WASHINGTON  — In its decision to partially greenlight President Donald Trump’s travel ban, the Supreme Court said foreigners from six majority-Muslim countries must now have a “bona fide” relationship to a person or entity to enter the US.

The new guidelines — sent to US embassies and consulates Wednesday and senior administration officials confirmed on a call with reporters Thursday — say applicants must prove their relationship to a parent, spouse, child, adult son or daughter, son-in-law, daughter-in-law or sibling in the US in order to enter the country.

Others — including grandparents — will not be considered “close family.”

This narrowly defined “bona fide” family relationship restriction could cause confusion Thursday evening when a revised version of the ban is reinstated across the US, some legal experts say.

When Trump first implemented his executive order in January, protests erupted in airports across the US. Thousands — including immigration lawyers at the American Civil Liberties Union and other groups — joined forces to call for an end to Trump’s initial order, which kept refugees from entering the country for 120 days and immigrants from seven predominantly Muslim nations out for three months.

The countries affected are Iran, Syria, Sudan, Libya, Yemen and Somalia.

“We’re not sure what’s going to happen this time,” Lee Gelernt, an attorney with the ACLU, told CNN of the SCOTUS ruling.

Karen Tumlin, legal director at the National Immigration Law Center, said in a statement that “This reported guidance would slam the door shut on so many who have waited for months or years to be reunited with their families. Those engaged to be married, for example, have been cruelly left out. This reported guidance should leave no doubt that the Trump administration will exploit any opportunity to advance its xenophobic agenda.”

David Leopold, an immigration attorney and former president of the American Immigration Lawyers Association, said he believes the administration has invited more litigation.

The way the administration plans to apply the travel ban now essentially “violates the Supreme Court’s order in letter and spirit,” he said.

“It looks like the Trump administration intends to apply the travel ban well beyond the limited scope set by the Supreme Court by offering a very narrow and unduly restrictive interpretation of ‘bona fide’ family relationship,” he explained in a blog post. “The vagueness of the language allows for a broader interpretation than what the Trump administration has promulgated — and must be litigated.”

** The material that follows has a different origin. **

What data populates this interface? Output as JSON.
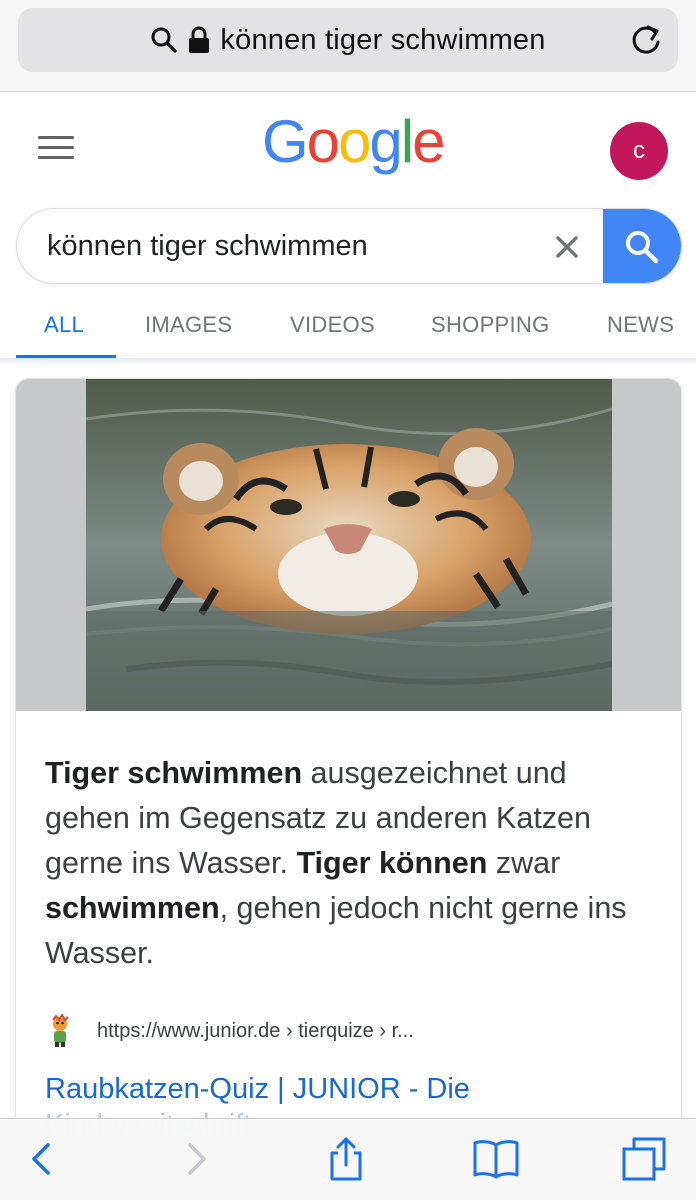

The vagueness of SCOTUS’ wording plays in the Trump administration’s favor, David Beir, an immigration policy analyst at the Cato Institute’s Center for Global Liberty and Prosperity, told CNN.

“The reality is the Supreme Court didn’t provide anything other than a general statement for President Donald Trump (and his administration) to go off of,” Beir said. “So as long as he appears to be acting in good faith in order to implement this order … he is probably going to be within his rights to do so as a Supreme Court has given him those powers now.”

Advocacy groups such as Amnesty International plan to send researchers to US airports, such as Dulles International Airport and John F. Kennedy Airport on Thursday, to monitor developments and observe implementation of the ban in case any disputes arise.